The art is crisp and clear and, while occasionally it can be confusing which woman with shiny hair is which, the distinctiveness of the characters’ voices, coupled with the visual cues and context clues, make this black-and-white graphic novel both readable and enjoyable.

The character of Carol grew out of Troutman’s Lit Brick series of comics, where she was initially named She-Jesus and came in as a substitute for any time a piece of literature was referencing her brother. The paperback edition includes a number of Kickstarter shorts available only in the book, a sampling of the Lit Brick comics that launched Carol as a character, as well as a solid and fantastic essay by Wednesday Burns-White “If Veggies Tire You, What Would Triplets Do? Carol of Nazareth’s Position Within Christian Mass Media”. Burns-White looks at the Christian mass-media influences on 1990s kids in North America and how various shows from Mister Rogers to Veggie Tales and beyond, weaving together how our generation is comfortable both consuming media and talking back to it, and how Troutman’s Gospel of Carol does both.

All in all, definitely one I’m glad I bought.

Narbonic Perfect Collection Book 2 by Shaenon K. Garrity

Wow. Where Narbonic Perfect Collection Book 1 was a rollicking set of tales full of world building and character development, Book 2 is where the rubber meets the road. Shaenon K. Garrity knits the seemingly-random tales and events from the first book into a tale of Mad Scientist Creation Gone Mad, and by the end we’re not 100% sure who’s mad and who’s sane (and which we prefer!)

I wholly endorse finishing this one off with The Reactorside Reader, as it is an excellent wrap-up in text form to the tales presented in Book 1 and Book 2 of the Perfect Collection.

Amazons, Abolitionists, and Activists: A Graphic History of Women’s Fight for their Rights

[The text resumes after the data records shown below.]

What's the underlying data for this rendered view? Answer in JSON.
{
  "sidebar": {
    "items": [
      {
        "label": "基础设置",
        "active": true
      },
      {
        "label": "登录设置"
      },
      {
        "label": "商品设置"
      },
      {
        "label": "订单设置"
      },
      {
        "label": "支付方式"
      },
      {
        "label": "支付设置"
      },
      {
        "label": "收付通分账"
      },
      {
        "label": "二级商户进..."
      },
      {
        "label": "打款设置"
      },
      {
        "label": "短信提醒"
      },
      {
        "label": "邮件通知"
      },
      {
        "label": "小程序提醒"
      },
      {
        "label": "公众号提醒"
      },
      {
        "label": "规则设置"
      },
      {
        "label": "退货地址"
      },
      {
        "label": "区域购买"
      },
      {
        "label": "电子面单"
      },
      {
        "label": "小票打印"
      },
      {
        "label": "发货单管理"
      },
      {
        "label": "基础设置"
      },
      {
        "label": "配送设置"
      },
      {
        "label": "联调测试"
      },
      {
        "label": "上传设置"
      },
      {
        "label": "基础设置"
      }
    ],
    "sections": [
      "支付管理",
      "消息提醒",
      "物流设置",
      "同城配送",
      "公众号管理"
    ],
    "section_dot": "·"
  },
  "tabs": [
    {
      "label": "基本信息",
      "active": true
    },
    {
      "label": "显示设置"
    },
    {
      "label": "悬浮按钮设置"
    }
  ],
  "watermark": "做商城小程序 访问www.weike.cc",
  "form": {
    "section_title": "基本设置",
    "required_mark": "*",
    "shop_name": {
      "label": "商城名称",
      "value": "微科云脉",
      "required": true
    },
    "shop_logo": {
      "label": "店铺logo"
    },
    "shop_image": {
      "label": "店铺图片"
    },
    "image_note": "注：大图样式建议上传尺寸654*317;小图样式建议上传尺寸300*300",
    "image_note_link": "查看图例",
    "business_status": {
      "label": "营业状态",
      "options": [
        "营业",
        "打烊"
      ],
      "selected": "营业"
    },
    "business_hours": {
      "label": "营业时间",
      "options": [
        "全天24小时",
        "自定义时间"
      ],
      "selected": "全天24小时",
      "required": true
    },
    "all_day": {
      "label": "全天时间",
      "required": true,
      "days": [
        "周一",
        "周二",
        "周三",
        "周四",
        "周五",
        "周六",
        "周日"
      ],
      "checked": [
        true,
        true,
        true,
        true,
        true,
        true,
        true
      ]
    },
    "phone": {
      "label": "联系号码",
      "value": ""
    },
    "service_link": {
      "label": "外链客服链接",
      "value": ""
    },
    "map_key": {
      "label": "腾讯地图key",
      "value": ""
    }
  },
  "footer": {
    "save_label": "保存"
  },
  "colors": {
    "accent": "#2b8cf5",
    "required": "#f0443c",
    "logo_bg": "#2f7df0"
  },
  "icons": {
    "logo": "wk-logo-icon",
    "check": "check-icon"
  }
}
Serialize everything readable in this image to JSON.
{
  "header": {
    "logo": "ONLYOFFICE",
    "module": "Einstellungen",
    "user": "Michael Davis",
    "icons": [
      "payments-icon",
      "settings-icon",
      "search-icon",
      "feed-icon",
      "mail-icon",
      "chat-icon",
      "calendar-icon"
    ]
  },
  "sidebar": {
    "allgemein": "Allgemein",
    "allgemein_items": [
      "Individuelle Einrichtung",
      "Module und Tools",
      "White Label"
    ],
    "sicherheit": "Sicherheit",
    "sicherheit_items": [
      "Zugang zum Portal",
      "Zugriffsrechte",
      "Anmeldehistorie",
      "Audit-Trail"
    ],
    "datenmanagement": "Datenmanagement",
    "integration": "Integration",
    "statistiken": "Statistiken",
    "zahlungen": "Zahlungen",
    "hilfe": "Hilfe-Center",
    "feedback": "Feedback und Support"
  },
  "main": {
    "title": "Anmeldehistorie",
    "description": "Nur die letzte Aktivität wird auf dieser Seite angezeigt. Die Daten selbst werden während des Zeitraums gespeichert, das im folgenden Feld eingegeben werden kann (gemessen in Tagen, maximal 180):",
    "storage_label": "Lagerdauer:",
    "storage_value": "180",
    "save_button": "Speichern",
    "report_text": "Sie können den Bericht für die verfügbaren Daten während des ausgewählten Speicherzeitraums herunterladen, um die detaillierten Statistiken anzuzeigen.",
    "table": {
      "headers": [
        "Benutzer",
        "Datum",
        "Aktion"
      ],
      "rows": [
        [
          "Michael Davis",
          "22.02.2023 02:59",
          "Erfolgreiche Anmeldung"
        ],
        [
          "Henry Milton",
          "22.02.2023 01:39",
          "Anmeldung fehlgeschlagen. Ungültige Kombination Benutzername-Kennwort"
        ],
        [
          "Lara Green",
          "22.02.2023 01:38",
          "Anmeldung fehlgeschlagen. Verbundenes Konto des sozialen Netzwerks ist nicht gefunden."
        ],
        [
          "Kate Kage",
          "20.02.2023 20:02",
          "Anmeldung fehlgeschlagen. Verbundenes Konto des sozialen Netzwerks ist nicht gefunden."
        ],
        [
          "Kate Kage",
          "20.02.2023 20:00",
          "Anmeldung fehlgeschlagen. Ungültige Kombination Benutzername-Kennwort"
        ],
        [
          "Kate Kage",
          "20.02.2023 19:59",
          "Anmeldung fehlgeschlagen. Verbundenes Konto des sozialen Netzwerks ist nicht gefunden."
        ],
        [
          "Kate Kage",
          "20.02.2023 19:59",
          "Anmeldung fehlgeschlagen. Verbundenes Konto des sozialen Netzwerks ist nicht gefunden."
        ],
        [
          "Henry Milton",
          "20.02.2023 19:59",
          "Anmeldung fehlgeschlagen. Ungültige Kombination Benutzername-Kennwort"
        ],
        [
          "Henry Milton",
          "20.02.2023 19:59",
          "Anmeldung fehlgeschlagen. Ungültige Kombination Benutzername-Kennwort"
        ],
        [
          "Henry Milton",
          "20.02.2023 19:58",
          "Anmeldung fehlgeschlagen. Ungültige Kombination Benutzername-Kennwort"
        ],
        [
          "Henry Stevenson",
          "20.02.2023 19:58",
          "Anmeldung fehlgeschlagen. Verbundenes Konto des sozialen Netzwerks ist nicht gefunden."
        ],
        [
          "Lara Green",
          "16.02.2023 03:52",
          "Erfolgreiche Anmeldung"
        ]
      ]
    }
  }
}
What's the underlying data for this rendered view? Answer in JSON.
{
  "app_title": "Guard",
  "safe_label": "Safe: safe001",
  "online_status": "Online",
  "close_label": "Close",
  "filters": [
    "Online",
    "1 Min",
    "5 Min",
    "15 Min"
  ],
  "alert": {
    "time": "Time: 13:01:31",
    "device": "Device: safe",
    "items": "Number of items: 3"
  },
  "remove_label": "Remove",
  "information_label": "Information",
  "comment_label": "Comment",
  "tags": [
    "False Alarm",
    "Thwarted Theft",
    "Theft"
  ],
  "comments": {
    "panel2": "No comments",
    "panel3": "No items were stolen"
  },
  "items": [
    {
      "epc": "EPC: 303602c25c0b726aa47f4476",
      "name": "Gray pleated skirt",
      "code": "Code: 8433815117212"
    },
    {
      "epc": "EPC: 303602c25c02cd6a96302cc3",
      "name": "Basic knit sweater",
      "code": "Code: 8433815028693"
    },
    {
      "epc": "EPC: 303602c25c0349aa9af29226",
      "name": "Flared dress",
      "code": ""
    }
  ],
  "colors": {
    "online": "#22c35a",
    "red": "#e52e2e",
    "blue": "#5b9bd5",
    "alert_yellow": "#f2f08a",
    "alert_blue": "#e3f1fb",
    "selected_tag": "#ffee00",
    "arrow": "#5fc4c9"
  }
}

If you’re looking for a graphic history (aka “comic book style”) book that explains the fight for women’s rights, Amazons, Abolitionists, and Activists by Mikki Kendall and illustrated by A D’Amico, is the book. 

The plot entails a class of young women, who disagree with what the women’s movement is, receiving a tour through history from a purple artificial intelligence. 

They cover historical figures from multiple countries, as well as an outline of different systems of rights in different places and times. 

They cover suffrage, equal rights, and how women’s rights movements intersect with minority rights, the labor movement, white supremacy, child labor laws, eugenics, misogyny, the civil rights movement, LGTBQIA rights movements, and many other important points in history. 

I think Fredrick Douglass might be the only man mentioned by name. 

They also cover historical activist figures you may not hear about elsewhere — especially Black, Native American, and Indian folks. I learned more names in this book than I did in 12 years of education. (Admittedly, that education was in the 80s and 90s. Hopefully we’ve come a ways since.)

Because it’s a survey more than a textbook, most of what you get is a name and maybe two paragraphs about a person or an event. It’s enough to pique interest and send the reader back to the library. (It’s also probably a good “pick one person from the book to do a report on” resource for teachers.)

I see this book making a place for itself on bookshelves for historians young and old, women who want to know they’re not fighting alone, and the home of anyone who wants to better understand how women fit into the history of the human race.

Minor Mage by T. Kingfisher

Minor Mage by T. Kingfisher is a young-adult-ish or maybe middle-reader book about a minor mage, a fair amount of murder and gristly stuff, and a sarcastic armadillo. 

I love it. 

The author is worried it is not a children’s book but it’s exactly the kind of horror fantasy I devoured and tried to write in my preteen years. And I turned out all right as far as I can tell. 

Plus cloud sheep. 

Worth the read.